> _Exercise details_
For the entries below, state how many lines contain the word "text" and add nothing else.

> _The records_
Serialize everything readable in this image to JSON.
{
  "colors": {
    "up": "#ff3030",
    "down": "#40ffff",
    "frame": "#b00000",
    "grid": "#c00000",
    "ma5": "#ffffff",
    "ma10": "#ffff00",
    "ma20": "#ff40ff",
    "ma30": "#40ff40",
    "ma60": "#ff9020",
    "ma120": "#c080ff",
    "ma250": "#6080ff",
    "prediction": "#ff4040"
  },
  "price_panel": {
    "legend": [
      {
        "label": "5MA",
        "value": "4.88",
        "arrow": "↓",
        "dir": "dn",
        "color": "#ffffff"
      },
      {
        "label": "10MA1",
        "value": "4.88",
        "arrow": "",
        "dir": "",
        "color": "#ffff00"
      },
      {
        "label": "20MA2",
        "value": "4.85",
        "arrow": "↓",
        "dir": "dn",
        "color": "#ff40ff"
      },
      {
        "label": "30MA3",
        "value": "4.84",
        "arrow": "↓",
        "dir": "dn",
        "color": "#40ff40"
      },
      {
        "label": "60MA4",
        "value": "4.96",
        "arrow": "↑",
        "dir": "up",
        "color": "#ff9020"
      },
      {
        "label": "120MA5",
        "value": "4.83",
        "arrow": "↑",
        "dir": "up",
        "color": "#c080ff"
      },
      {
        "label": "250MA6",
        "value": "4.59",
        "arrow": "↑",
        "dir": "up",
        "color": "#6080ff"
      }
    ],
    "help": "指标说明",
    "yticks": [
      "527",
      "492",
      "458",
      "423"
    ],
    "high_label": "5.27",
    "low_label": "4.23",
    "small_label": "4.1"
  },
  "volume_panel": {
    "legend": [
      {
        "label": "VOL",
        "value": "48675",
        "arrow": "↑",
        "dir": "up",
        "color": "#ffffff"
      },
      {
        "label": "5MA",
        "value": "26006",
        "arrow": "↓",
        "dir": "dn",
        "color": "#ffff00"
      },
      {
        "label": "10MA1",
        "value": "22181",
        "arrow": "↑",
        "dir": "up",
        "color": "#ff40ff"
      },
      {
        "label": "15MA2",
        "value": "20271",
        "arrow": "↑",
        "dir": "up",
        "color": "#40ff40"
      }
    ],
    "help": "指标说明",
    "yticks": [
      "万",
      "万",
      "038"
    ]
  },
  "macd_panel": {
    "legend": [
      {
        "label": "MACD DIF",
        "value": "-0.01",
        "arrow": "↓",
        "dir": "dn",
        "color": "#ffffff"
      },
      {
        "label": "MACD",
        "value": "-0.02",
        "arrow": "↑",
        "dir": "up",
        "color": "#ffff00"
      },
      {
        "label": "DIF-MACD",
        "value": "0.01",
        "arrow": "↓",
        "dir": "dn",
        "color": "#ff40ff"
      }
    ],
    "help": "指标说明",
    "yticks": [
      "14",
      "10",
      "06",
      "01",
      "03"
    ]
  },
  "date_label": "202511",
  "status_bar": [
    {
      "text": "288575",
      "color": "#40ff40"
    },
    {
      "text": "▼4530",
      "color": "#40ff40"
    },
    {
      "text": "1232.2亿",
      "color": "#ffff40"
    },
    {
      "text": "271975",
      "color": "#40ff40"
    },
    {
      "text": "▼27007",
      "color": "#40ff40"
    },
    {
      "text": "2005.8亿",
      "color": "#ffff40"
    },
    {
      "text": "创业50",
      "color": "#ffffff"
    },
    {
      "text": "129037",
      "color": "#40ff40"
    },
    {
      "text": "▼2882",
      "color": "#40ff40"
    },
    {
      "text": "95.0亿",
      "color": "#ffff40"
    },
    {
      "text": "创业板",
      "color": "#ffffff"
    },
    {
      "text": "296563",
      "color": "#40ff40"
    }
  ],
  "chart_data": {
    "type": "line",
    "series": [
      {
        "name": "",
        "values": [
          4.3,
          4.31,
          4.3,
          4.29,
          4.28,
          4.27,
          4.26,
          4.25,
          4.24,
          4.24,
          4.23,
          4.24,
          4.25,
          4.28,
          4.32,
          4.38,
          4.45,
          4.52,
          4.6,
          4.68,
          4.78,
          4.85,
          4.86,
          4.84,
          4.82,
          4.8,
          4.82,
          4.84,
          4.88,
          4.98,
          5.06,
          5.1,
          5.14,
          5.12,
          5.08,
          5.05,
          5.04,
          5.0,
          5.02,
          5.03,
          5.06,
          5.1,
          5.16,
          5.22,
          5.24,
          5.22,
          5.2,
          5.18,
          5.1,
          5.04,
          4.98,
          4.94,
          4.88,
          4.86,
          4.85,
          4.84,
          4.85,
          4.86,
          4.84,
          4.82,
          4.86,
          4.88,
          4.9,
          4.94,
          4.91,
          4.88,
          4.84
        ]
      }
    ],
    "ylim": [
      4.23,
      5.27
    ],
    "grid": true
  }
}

> _Solved problem_
12